Web page and app entries
----

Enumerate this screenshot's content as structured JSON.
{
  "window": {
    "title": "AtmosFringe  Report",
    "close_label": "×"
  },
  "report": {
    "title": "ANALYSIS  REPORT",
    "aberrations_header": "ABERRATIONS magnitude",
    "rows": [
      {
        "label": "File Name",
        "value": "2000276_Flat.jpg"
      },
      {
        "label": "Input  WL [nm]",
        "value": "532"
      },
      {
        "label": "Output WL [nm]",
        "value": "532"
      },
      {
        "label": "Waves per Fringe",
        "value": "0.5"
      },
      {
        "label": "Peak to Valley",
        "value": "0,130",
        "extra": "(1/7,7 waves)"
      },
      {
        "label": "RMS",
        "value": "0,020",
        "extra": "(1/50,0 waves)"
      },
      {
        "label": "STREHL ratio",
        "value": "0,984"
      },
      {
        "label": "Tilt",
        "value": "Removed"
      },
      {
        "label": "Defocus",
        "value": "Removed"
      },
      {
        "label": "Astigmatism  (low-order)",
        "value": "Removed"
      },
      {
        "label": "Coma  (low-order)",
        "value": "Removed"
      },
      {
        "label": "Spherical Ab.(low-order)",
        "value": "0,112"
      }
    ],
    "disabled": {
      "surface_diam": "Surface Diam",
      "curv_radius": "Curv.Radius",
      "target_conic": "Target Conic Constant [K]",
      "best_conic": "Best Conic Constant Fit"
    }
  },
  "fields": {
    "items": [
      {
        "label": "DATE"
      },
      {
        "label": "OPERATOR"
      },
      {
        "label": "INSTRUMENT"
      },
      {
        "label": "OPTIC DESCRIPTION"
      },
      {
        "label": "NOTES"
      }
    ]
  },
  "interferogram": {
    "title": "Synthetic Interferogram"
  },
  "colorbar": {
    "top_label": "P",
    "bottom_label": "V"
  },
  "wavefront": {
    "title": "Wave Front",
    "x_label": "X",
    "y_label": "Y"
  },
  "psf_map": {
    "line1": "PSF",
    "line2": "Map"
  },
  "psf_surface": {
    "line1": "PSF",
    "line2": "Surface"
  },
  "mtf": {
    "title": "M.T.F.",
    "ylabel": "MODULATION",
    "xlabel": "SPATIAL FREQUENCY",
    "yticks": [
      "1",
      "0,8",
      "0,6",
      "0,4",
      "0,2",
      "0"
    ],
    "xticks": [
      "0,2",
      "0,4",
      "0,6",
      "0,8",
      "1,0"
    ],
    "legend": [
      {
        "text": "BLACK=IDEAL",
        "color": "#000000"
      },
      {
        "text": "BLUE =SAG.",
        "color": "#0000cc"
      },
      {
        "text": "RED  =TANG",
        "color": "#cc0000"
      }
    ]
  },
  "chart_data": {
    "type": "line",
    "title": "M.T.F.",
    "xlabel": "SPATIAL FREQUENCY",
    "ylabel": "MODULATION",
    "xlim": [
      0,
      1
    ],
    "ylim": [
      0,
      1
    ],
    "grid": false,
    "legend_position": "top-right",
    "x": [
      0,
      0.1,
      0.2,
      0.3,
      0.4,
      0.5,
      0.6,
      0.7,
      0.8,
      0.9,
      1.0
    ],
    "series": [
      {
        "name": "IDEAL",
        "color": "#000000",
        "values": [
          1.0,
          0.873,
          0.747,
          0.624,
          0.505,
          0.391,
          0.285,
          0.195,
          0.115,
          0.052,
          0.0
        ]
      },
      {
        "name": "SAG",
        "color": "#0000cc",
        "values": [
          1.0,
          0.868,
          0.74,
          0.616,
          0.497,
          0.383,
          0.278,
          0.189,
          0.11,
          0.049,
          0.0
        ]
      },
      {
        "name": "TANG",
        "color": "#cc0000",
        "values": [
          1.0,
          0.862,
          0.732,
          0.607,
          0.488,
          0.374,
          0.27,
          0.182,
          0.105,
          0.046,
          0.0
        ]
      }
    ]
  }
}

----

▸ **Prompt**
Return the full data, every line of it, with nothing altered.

▸ **Solved exercise**
Enumerate this screenshot's content as structured JSON.
{
  "window": {
    "title": "AtmosFringe  Report",
    "close_label": "×"
  },
  "report": {
    "title": "ANALYSIS  REPORT",
    "aberrations_header": "ABERRATIONS magnitude",
    "rows": [
      {
        "label": "File Name",
        "value": "2000276_Flat.jpg"
      },
      {
        "label": "Input  WL [nm]",
        "value": "532"
      },
      {
        "label": "Output WL [nm]",
        "value": "532"
      },
      {
        "label": "Waves per Fringe",
        "value": "0.5"
      },
      {
        "label": "Peak to Valley",
        "value": "0,130",
        "extra": "(1/7,7 waves)"
      },
      {
        "label": "RMS",
        "value": "0,020",
        "extra": "(1/50,0 waves)"
      },
      {
        "label": "STREHL ratio",
        "value": "0,984"
      },
      {
        "label": "Tilt",
        "value": "Removed"
      },
      {
        "label": "Defocus",
        "value": "Removed"
      },
      {
        "label": "Astigmatism  (low-order)",
        "value": "Removed"
      },
      {
        "label": "Coma  (low-order)",
        "value": "Removed"
      },
      {
        "label": "Spherical Ab.(low-order)",
        "value": "0,112"
      }
    ],
    "disabled": {
      "surface_diam": "Surface Diam",
      "curv_radius": "Curv.Radius",
      "target_conic": "Target Conic Constant [K]",
      "best_conic": "Best Conic Constant Fit"
    }
  },
  "fields": {
    "items": [
      {
        "label": "DATE"
      },
      {
        "label": "OPERATOR"
      },
      {
        "label": "INSTRUMENT"
      },
      {
        "label": "OPTIC DESCRIPTION"
      },
      {
        "label": "NOTES"
      }
    ]
  },
  "interferogram": {
    "title": "Synthetic Interferogram"
  },
  "colorbar": {
    "top_label": "P",
    "bottom_label": "V"
  },
  "wavefront": {
    "title": "Wave Front",
    "x_label": "X",
    "y_label": "Y"
  },
  "psf_map": {
    "line1": "PSF",
    "line2": "Map"
  },
  "psf_surface": {
    "line1": "PSF",
    "line2": "Surface"
  },
  "mtf": {
    "title": "M.T.F.",
    "ylabel": "MODULATION",
    "xlabel": "SPATIAL FREQUENCY",
    "yticks": [
      "1",
      "0,8",
      "0,6",
      "0,4",
      "0,2",
      "0"
    ],
    "xticks": [
      "0,2",
      "0,4",
      "0,6",
      "0,8",
      "1,0"
    ],
    "legend": [
      {
        "text": "BLACK=IDEAL",
        "color": "#000000"
      },
      {
        "text": "BLUE =SAG.",
        "color": "#0000cc"
      },
      {
        "text": "RED  =TANG",
        "color": "#cc0000"
      }
    ]
  },
  "chart_data": {
    "type": "line",
    "title": "M.T.F.",
    "xlabel": "SPATIAL FREQUENCY",
    "ylabel": "MODULATION",
    "xlim": [
      0,
      1
    ],
    "ylim": [
      0,
      1
    ],
    "grid": false,
    "legend_position": "top-right",
    "x": [
      0,
      0.1,
      0.2,
      0.3,
      0.4,
      0.5,
      0.6,
      0.7,
      0.8,
      0.9,
      1.0
    ],
    "series": [
      {
        "name": "IDEAL",
        "color": "#000000",
        "values": [
          1.0,
          0.873,
          0.747,
          0.624,
          0.505,
          0.391,
          0.285,
          0.195,
          0.115,
          0.052,
          0.0
        ]
      },
      {
        "name": "SAG",
        "color": "#0000cc",
        "values": [
          1.0,
          0.868,
          0.74,
          0.616,
          0.497,
          0.383,
          0.278,
          0.189,
          0.11,
          0.049,
          0.0
        ]
      },
      {
        "name": "TANG",
        "color": "#cc0000",
        "values": [
          1.0,
          0.862,
          0.732,
          0.607,
          0.488,
          0.374,
          0.27,
          0.182,
          0.105,
          0.046,
          0.0
        ]
      }
    ]
  }
}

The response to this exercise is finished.